* _WORK INSTRUCTIONS_
Please print the data that follows, keeping every line exact.

* _TASK DATA_
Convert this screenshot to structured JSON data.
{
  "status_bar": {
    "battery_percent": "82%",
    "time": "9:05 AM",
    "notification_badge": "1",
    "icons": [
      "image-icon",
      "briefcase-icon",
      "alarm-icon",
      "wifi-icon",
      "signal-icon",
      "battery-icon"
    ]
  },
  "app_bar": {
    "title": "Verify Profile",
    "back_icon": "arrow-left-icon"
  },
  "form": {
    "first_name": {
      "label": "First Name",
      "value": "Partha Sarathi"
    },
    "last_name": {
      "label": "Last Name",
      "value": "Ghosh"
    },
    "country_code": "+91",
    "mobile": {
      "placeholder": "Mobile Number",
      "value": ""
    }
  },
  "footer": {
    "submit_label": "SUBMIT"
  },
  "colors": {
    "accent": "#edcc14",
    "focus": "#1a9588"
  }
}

* _RESULT OF THIS EXERCISE_
Convert this screenshot to structured JSON data.
{
  "status_bar": {
    "battery_percent": "82%",
    "time": "9:05 AM",
    "notification_badge": "1",
    "icons": [
      "image-icon",
      "briefcase-icon",
      "alarm-icon",
      "wifi-icon",
      "signal-icon",
      "battery-icon"
    ]
  },
  "app_bar": {
    "title": "Verify Profile",
    "back_icon": "arrow-left-icon"
  },
  "form": {
    "first_name": {
      "label": "First Name",
      "value": "Partha Sarathi"
    },
    "last_name": {
      "label": "Last Name",
      "value": "Ghosh"
    },
    "country_code": "+91",
    "mobile": {
      "placeholder": "Mobile Number",
      "value": ""
    }
  },
  "footer": {
    "submit_label": "SUBMIT"
  },
  "colors": {
    "accent": "#edcc14",
    "focus": "#1a9588"
  }
}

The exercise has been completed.